# SKB – Scala pattern matching for case class

## Introduction

Periodically, I will publish new exercises so you can slowly build up knowledge about Scala.

It is designed to be done in a very short amount of time and learn a little bit each day, just to create a routine.

This episode will teach you about Scala pattern matching for case class.

Hope you are going to enjoy it! It is designed for anyone to learn Scala from scratch and slowly learn, one Bit at a time.

After this Bit, I would love to hear your feedback in the comments down below.

Feel free to join the Discord server as well if you would like some help and support from the rest of our community.

## What are we learning today?

Today we are going to learn about Scala pattern matching for case class !

Some of the later is today !

Time to try on the exercise on your own and scroll down for more information when you are done or if you are stuck.

## Exercise

Here is an exercise to complete today.

If I did my job well, you should be able to guess by yourself the solution based on what you previously learned and based on the clues.

The goal of the exercise is to replace the `???` by a piece of code so that the exercise compiles and that’s how you win! Good luck!

You can fill the exercise right in here:

Or, if it does not load, go on to Scastie (v70vPtVcTWmJb6NBzSAnDg).

In this exercise you will learn (or have learned, if you have already solved the puzzle) about Scala pattern matching for case class.

One of the big advantage of `case class` over `class` is the built-in support for pattern matching. We are going to see the same advantage with `case object` in a later SKB.

Coming back to `case class`. You can perform several test using pattern matching:

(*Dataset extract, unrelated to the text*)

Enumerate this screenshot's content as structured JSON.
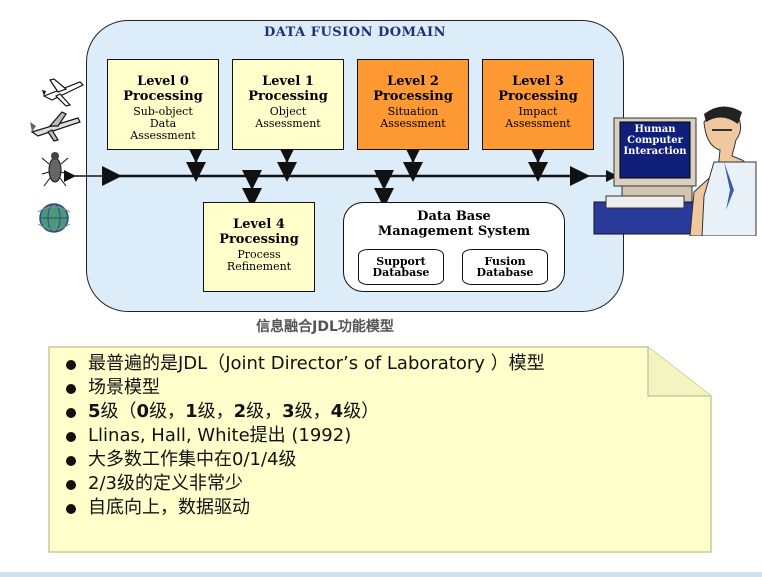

• Extraction of field: `case Person(firstName, lastName) => ???`
• Extraction of field with condition: `case Person(firstName, lastName) if firstName.startsWith("L") => ???`
• Filter with exact match: `case Person("Leo", lastName) => ???`
• Filter with exact match and handle on case class: `case p @ Person("Leo", lastName) => ???`
• Several filters: `case p @ (Person("a", _) | Person(_, "b")) => ???`

Feel free to go back to the exercise, modify the code to try out new things and get a better intuition for Scala pattern matching for case class.

## Conclusion

I hope you have learned something new or had fun during this Scala Knowledge Bit.